A Cochecton friend offered a one-word response: “Watermelon.” His partner raved about a new craving for turkey salad. “Turkey chunks, yellow onions and celery. I add mayo (has to be Hellman’s) and generous amounts of salt and pepper. Then I add the good old white distilled vinegar. Well, talk about being transferred in time. The smell as I was mixing it made me remember standing on a kitchen chair as my mother kept giving me forkfuls and she would keep asking—I was five or six—if there was enough vinegar!”
A friend from Woodstock wrote: “What really comforts me at breakfast is very old fashioned: a bowl of sour cream with bananas and a sprinkling of sugar and cinnamon.” Finally, three more people voted for meatloaf, a dish, oddly enough, I have never taken to.
Janet and I have a half dozen dishes I’ve concocted over our many years of sharing meals and we turn to them when we yearn to be free of the world’s burdens. One is my take on our Grandma Bella’s soothing chicken fricassee with tiny meatballs.
Congee, a gingery Chinese rice porridge, drizzled with toasted sesame oil and soy sauce is another. Particularly welcoming in cool weather, is a Moroccan lamb stew, or tajine, with dried apricots and prunes, served with chewy pearls of Israeli couscous.
To us, wide buttered egg noodles into which sweet butter has been stirred is the epitome of comfort food. Top that with cheesy creamed spinach or our latest favorite, a nice-sized portion of chunky creamed chicken in a sauce made with white wine, into which some sliced mushrooms and a handful of sweet peas are tossed. This may be eaten with big soup spoons. We very much take comfort there.
Serves 2 to 3
If you don’t have dried porcini mushrooms on hand, you can substitute sautéed sliced fresh cremini mushrooms (about 1/2 cup).
3/4 pound – 1 pound cubed, cooked, white meat chicken breast (from a rotisserie chicken)
1-ounce dried porcini mushrooms
1 1/2 cups rich chicken broth (or canned chicken broth)
3/4 cup frozen peas, thawed, or par-boiled fresh peas
1/2 cup Madeira, white wine, or sherry
3 tablespoons butter
3 tablespoons flour
1/2 cup heavy cream
Salt and freshly ground black pepper
1 tablespoon minced fresh herbs, such as tarragon, thyme, and rosemary (or a combination)
2 tablespoons finely chopped fresh parsley, for garnish
Wide (buttered) egg noodles, for serving (cooked following the package’s direction)
Place the porcini mushrooms in a small bowl and cover with 1/2 cup of hot water.
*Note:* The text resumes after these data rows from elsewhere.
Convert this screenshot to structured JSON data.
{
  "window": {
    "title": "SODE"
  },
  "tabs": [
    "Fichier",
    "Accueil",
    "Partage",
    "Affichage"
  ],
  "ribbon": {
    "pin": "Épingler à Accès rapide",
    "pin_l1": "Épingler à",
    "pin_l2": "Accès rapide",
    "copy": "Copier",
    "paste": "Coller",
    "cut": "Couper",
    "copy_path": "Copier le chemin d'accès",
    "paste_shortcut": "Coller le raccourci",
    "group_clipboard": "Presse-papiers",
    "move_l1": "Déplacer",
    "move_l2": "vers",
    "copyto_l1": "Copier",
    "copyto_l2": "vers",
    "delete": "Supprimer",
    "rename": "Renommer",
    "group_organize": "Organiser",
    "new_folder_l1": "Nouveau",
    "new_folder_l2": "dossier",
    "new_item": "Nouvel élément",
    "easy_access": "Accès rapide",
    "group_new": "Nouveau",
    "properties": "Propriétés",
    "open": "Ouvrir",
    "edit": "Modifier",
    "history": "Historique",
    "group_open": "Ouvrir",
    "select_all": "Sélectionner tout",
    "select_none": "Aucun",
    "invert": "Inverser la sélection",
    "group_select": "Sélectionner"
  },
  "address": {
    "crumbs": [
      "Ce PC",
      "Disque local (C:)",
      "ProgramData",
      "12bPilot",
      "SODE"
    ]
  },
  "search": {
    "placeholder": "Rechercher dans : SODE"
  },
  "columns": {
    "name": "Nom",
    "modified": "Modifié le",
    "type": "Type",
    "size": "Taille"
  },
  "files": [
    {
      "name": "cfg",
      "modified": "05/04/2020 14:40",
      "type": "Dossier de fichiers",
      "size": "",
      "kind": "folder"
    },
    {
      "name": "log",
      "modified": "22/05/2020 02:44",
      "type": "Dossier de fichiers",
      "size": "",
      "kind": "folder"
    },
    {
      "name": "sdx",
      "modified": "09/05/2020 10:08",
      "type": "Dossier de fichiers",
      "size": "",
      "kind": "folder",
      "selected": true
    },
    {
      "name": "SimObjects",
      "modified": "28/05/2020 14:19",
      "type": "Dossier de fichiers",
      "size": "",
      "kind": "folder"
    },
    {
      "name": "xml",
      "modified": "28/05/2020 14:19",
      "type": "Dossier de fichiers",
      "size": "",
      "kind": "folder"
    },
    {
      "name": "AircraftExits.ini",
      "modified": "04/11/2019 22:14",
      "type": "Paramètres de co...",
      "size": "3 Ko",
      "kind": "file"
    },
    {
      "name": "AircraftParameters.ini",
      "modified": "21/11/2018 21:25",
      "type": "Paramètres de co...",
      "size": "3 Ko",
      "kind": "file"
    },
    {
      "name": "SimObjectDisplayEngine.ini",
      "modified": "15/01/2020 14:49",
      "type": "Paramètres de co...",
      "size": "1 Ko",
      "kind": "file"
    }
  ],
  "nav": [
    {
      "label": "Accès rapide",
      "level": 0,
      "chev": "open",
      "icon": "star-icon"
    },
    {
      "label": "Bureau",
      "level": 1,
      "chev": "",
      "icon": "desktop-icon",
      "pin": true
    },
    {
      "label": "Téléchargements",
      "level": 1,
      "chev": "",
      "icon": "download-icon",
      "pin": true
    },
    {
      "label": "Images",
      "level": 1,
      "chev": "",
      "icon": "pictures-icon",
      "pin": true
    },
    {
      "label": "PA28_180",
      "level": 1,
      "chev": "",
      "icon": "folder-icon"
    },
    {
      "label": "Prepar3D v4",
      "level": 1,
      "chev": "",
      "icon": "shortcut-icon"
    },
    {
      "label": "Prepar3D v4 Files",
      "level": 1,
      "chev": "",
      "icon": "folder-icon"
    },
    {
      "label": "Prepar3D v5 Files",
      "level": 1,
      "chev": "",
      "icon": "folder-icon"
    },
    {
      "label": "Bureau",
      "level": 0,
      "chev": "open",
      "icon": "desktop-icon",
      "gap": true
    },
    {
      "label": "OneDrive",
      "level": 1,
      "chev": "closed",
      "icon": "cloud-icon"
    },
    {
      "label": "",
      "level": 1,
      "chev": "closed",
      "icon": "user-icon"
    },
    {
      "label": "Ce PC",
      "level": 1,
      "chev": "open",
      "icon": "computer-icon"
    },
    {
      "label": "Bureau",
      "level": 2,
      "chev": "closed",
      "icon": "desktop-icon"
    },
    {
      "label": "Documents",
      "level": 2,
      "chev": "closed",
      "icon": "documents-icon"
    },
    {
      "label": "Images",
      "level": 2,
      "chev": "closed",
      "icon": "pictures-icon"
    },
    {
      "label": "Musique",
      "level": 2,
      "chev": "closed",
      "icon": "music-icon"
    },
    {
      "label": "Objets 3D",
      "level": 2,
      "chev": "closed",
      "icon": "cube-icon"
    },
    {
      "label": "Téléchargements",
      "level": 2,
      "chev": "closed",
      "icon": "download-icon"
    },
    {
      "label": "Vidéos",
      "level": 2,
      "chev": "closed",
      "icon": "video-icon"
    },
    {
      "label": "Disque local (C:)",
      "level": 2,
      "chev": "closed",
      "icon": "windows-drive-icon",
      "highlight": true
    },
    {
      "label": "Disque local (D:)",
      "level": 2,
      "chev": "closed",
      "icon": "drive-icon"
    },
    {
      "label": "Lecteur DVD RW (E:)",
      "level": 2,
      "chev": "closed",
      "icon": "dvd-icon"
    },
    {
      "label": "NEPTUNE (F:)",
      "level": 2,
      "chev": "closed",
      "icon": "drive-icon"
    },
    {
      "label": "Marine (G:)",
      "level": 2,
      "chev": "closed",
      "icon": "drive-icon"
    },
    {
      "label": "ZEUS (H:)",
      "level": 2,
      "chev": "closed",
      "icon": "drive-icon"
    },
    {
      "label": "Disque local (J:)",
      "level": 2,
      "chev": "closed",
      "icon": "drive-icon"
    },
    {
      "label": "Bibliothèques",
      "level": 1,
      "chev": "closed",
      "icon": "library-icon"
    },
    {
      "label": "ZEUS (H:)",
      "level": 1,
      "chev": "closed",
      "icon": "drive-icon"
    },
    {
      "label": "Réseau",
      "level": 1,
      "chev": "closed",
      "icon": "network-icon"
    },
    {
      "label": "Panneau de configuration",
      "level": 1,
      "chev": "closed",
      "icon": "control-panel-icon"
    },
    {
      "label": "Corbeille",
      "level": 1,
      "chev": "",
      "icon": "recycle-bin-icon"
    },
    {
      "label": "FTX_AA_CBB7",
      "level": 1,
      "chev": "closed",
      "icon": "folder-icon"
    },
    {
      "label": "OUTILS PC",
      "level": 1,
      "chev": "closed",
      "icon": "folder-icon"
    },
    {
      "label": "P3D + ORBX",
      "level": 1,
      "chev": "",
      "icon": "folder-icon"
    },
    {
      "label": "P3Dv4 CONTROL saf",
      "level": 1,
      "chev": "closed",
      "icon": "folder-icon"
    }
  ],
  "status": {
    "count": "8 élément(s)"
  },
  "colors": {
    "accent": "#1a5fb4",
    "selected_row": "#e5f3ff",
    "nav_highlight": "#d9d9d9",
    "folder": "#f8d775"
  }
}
Let sit for 20 minutes. Remove the mushrooms, squeezing them dry, and reserve the liquid in the bowl. Coarsely chop the mushrooms and set aside.
In a large saucepan or Dutch oven, melt the butter over medium-low heat.
Add the flour and stir 1 to 2 minutes until incorporated. Whisk in the Madeira or sherry, mushroom liquid, and chicken broth. Raise heat to high and whisk, stirring, until mixture comes just to a boil and thickens. Add cream and continue to whisk until sauce is thick enough to heavily coat the back of a spoon.
Remove from heat. Season with salt and pepper and add fresh herbs, reserving the 2 tablespoons of fresh parsley. Add chicken to pot, along with the porcini mushrooms and peas. Serve immediately on buttered wide egg noodles, garnished with parsley.